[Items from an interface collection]

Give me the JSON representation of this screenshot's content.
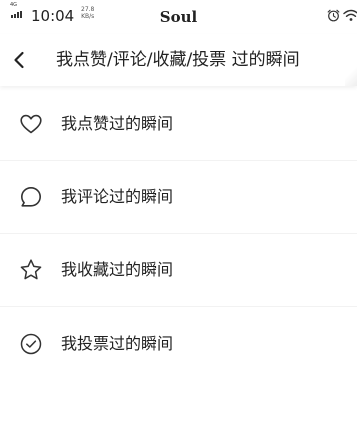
{
  "status_bar": {
    "network": "4G",
    "time": "10:04",
    "speed_value": "27.8",
    "speed_unit": "KB/s",
    "app_name": "Soul",
    "icons": [
      "signal-icon",
      "alarm-icon",
      "wifi-icon"
    ]
  },
  "header": {
    "back_icon": "back-arrow-icon",
    "title": "我点赞/评论/收藏/投票 过的瞬间"
  },
  "list": {
    "items": [
      {
        "icon": "heart-icon",
        "label": "我点赞过的瞬间"
      },
      {
        "icon": "comment-icon",
        "label": "我评论过的瞬间"
      },
      {
        "icon": "star-icon",
        "label": "我收藏过的瞬间"
      },
      {
        "icon": "check-circle-icon",
        "label": "我投票过的瞬间"
      }
    ]
  },
  "colors": {
    "text": "#222222",
    "divider": "#f2f2f2",
    "icon_stroke": "#333333",
    "background": "#ffffff"
  }
}
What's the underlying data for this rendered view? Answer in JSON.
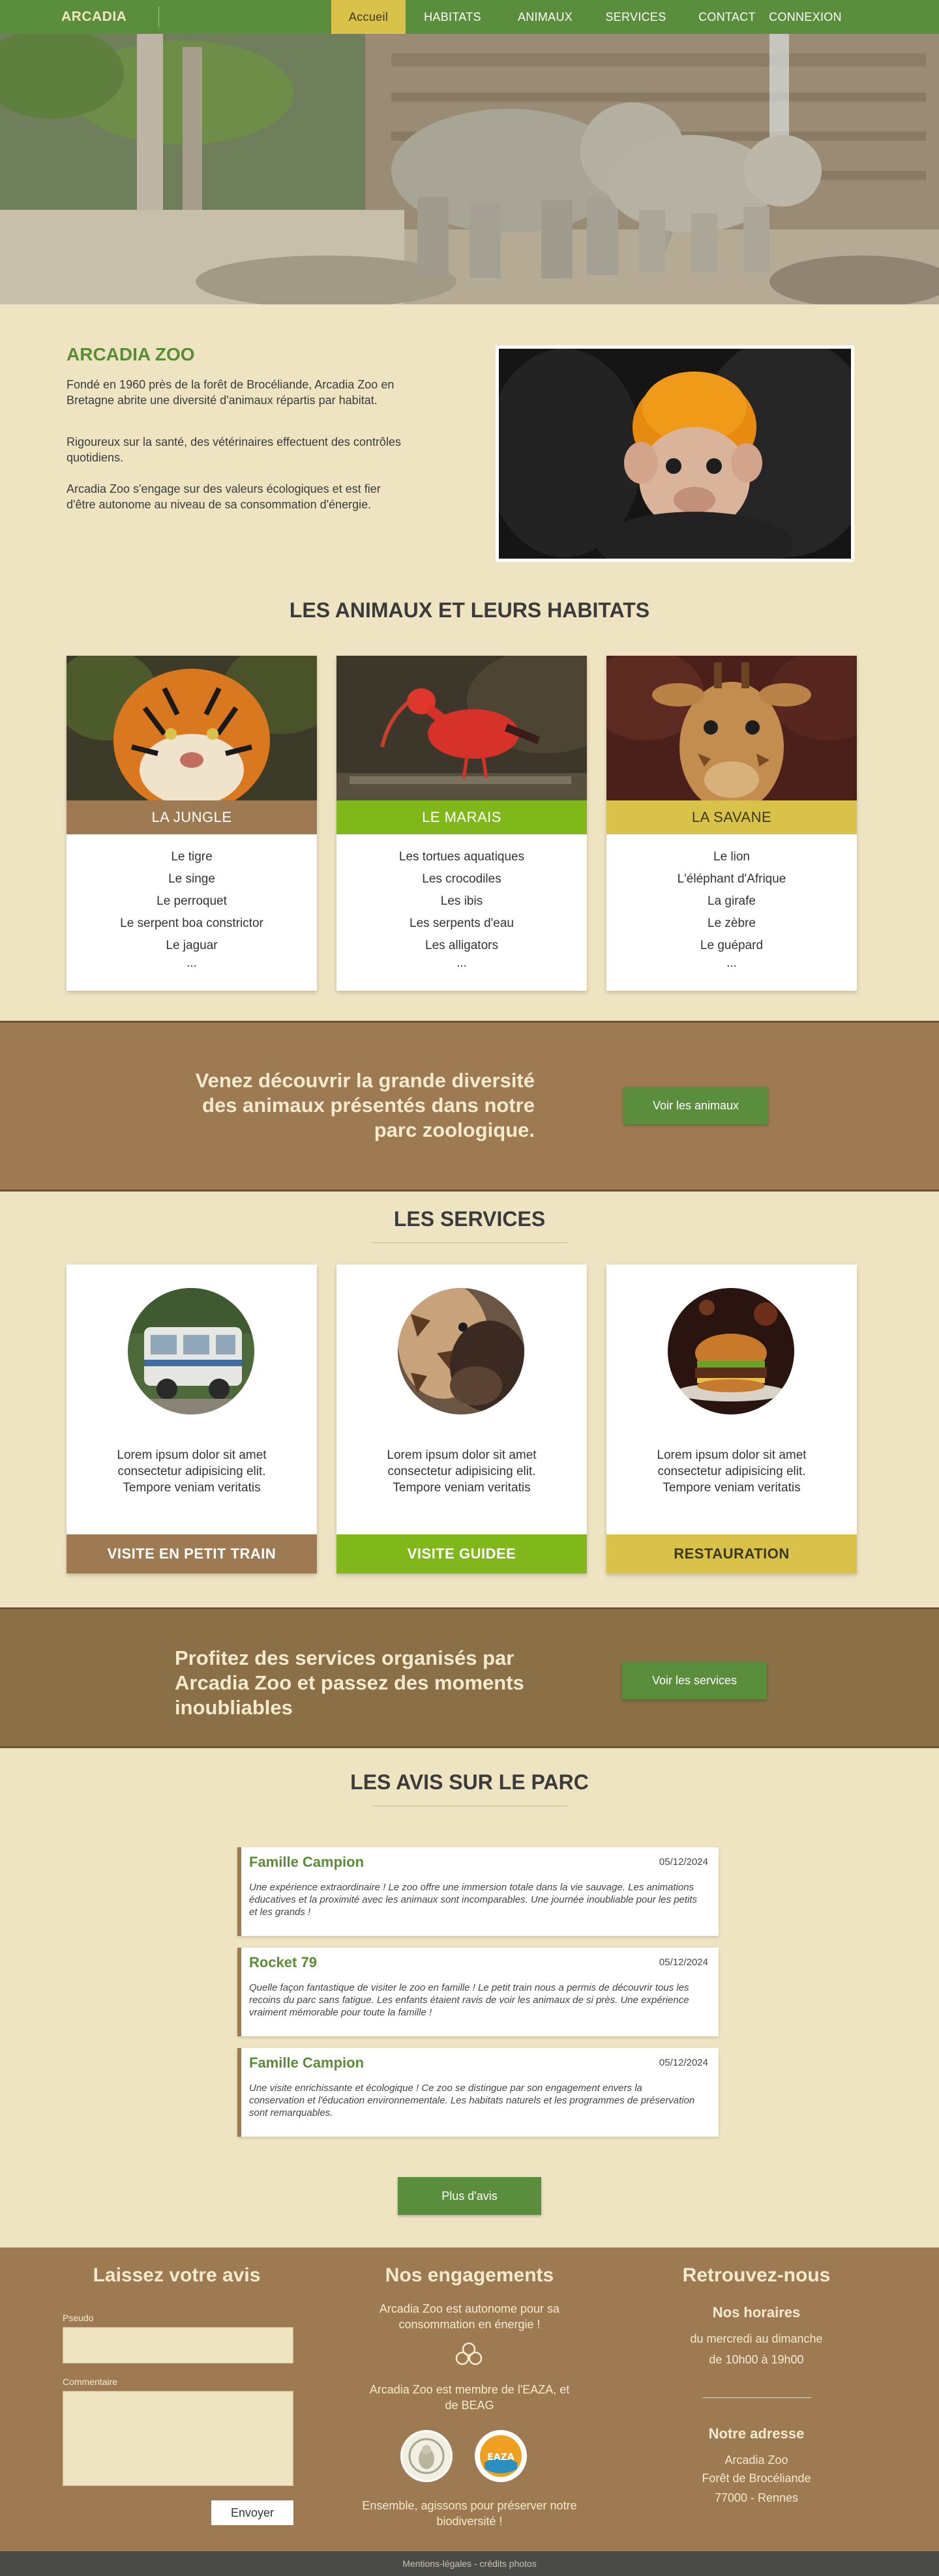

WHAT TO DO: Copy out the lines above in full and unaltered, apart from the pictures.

EXPECTED OUTPUT:
Give me the JSON representation of this screenshot's content.
{
  "status_bar": {
    "network": "4G",
    "time": "10:04",
    "speed_value": "27.8",
    "speed_unit": "KB/s",
    "app_name": "Soul",
    "icons": [
      "signal-icon",
      "alarm-icon",
      "wifi-icon"
    ]
  },
  "header": {
    "back_icon": "back-arrow-icon",
    "title": "我点赞/评论/收藏/投票 过的瞬间"
  },
  "list": {
    "items": [
      {
        "icon": "heart-icon",
        "label": "我点赞过的瞬间"
      },
      {
        "icon": "comment-icon",
        "label": "我评论过的瞬间"
      },
      {
        "icon": "star-icon",
        "label": "我收藏过的瞬间"
      },
      {
        "icon": "check-circle-icon",
        "label": "我投票过的瞬间"
      }
    ]
  },
  "colors": {
    "text": "#222222",
    "divider": "#f2f2f2",
    "icon_stroke": "#333333",
    "background": "#ffffff"
  }
}
What's the underlying data for this rendered view? Answer in JSON.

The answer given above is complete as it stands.